Sylva said in his remarks at the 26th edition of the Nigerian Economic Summit Pre-Summit event which featured talks on domestic gas utilization.
According to him, the federal government was keen on leveraging Nigeria’s gas resources to address the country’s energy challenges.
He noted that the country has barely made the most of its huge gas deposit which was put at 200.79 trillion cubic feet (tcf) in 2019 by the Department of Petroleum Resources (DPR) and could last for 92 years, adding that it remained one of the top ten global gas flaring nations with up to 321.29 billion cubic feet (bcf) representing around 11 per cent of total produced gas flared annually.
According to him, through the National Gas Expansion Program (NGEP) which was recently launched and the government’s full deregulation of the downstream sector, gas as cheaper alternative to petrol for transportation, power generation and other domestic uses could gain prominence.
He described the NGEP as the government’s current flagship program which sought to promote domestic utilisation of natural gas, adding that it has subcommittees on Autogas, Liquefied Petroleum Gas (LPG), Compressed Natural Gas (CNG), Liquefied Natural Gas (LNG) and Gas Based Industries; all with the potential to alter Nigeria’s energy consumption pattern.
“With the current drive of government to establish a fully deregulated PMS market, it is imperative to ensure that Nigerians have access to alternative fuels which are cheaper and give great value to the consumer. Vehicles can be retrofitted to run on LPG, LNG or CNG which are cheaper than PMS. Generators can also be retrofitted to utilise dual fuels,” Sylva said.
The minister explained that the NGEP was working assiduously to ensure that Nigerians can have access to these alternatives in the coming months.
“You will recall that I had directed that vehicles within my fleet and all the fleet of all heads of agencies under the ministry be retrofitted to utilise Autogas. This is to show the Nigerian people our commitment to this process and prove to them that it works.

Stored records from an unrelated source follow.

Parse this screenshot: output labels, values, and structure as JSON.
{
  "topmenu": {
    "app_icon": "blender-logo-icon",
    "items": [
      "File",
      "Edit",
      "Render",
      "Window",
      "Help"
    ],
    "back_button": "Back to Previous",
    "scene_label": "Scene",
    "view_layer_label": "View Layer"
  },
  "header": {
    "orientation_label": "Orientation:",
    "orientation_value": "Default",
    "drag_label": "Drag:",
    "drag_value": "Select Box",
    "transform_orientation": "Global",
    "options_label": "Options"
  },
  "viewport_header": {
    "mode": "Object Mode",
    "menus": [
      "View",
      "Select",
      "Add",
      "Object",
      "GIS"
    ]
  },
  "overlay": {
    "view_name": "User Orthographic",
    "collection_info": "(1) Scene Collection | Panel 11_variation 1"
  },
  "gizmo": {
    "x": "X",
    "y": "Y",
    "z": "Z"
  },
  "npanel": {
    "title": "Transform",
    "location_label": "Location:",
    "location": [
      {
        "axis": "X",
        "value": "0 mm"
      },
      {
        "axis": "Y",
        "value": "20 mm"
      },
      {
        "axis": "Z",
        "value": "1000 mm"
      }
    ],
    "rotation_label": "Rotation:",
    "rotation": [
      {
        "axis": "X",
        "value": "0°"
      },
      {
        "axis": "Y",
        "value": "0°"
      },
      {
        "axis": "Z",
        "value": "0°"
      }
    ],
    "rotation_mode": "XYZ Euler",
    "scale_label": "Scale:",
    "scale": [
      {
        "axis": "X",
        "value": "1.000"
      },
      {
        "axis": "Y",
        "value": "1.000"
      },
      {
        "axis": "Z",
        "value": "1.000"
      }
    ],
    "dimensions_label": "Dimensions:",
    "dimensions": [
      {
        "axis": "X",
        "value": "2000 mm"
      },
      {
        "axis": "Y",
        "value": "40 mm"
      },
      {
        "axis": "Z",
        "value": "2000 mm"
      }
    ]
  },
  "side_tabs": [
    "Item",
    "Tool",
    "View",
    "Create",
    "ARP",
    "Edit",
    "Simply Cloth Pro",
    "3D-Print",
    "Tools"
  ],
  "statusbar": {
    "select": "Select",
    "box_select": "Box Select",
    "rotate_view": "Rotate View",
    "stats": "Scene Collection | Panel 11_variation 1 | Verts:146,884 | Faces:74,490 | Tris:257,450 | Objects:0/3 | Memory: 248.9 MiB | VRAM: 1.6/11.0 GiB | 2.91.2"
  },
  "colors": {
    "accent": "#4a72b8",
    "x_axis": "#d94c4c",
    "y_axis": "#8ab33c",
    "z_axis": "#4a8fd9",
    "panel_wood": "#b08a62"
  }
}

“With Autogas, Nigerians will make significant cost savings in comparison to PMS at the current price levels. It is also hoped that lifting the demand on PMS in-country may aid a downward price adjustment considering the normal forces of demand and supply.
“With autogas usage, the following are net benefits for Nigeria: Autogas is a cleaner fuel for a greener Nigeria, it is the eco-friendly option, it is a weapon against climate change, it is part of a more secure Nigerian energy mix, it serves as an economic alternative, it is seen as part of Nigeria’s socio-economic fabric and a wealth of untapped potential,” he stated.
He said that the NGEP has engaged multiple stakeholders across the gas value chain and could launch some pilot Autogas stations across the country soon.
On the progress of the Nigerian Gas Flare Commercialisation Programme (NGFCP), Sylva disclosed that preferred bidders for gas flare fields will be announced following the advancement in the bid round.
“The NGFCP is designed as the strategy to implement the policy objectives of the FGN for the elimination of gas flares from Nigeria’s oil and gas fields in the near term (2-3 years), with potentially enormous multiplier and development outcomes for Nigeria. It is also designed as the contribution of the petroleum sector to Nigeria’s Intended Nationally Determined Contributions (INDC) under the Paris Agreement (COP21).
“It is a unique and historic opportunity to attract major investment in economically viable gas flare capture projects whilst permanently addressing a 60-year environmental problem in Nigeria. The first phase of the bidding round for the flare sites have reached an advance stage with investor proposals and would shortly be evaluated with successful companies awarded a permit to access flare gas,” he explained.